I basically “seek and gather” things that resonate with me for whatever reason; in magazines, books and whatever else I can get my hands on. I collect these clippings and then, ultimately, make a piece of art using all of them. Each piece is an expression of my personal outlook and true life experiences. I consider all of my creations to be puzzles, the only challenge is that i don’t know what the image of that puzzle is upon starting, so i organically see what unfolds as I piece things together and slowly, more clarity comes as I immerse into the flow of the piece, a theme immerses and more meaning become apparent even if just to me. Almost as if I make it up as I go until I see what the puzzle was meant to look like. However, the most difficult thing about this process is knowing when it’s finished. My most meaningful piece was about a year ago. One of my collectors wanted a piece that was 100% composed of his life. We spent an entire day in his childhood home and I photographed everything from his musical instruments to childhood art projects etc. that he had. I had over 3000 photos developed and was able to make a collage using all of them.. Not only was I a collage artist but I also got to be the photographer for this one.
If you had a friend visiting you, what are some of the local spots you’d want to take them around to?
Miami is the perfect city for me because it has a mind of its own. there’s nowhere else just like Miami and for that, I believe this is where I’m meant to be. Honing in on that further, it is so diverse, fun, beautiful, and artistic in and of itself from the art deco history to Wynwood’s walls. Therefore, I would take them to South Beach, Wynwood, Overtown, and Coconut Grove. All places laced with a meaningful history.
Who else deserves some credit and recognition?

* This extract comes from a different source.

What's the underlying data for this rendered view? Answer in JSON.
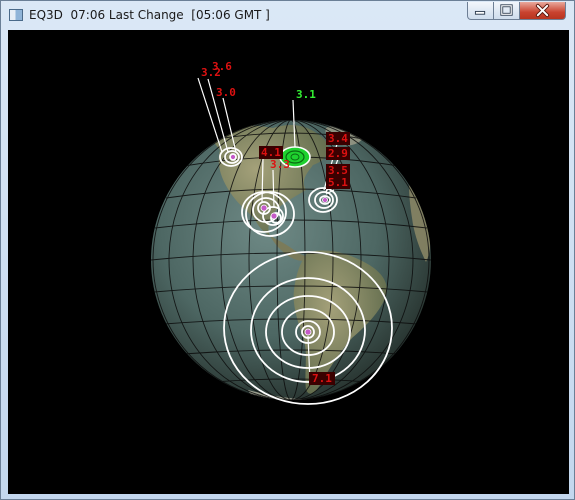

My family and friends deserve a lot of credit for the absolute endless support. I also owe a lot to the City of Austin, Tx. The culture and people enabled me to really come out of my shell as an artist and person on my own terms.
Oliver Gal artist Co, Rodrigo Gaya Villar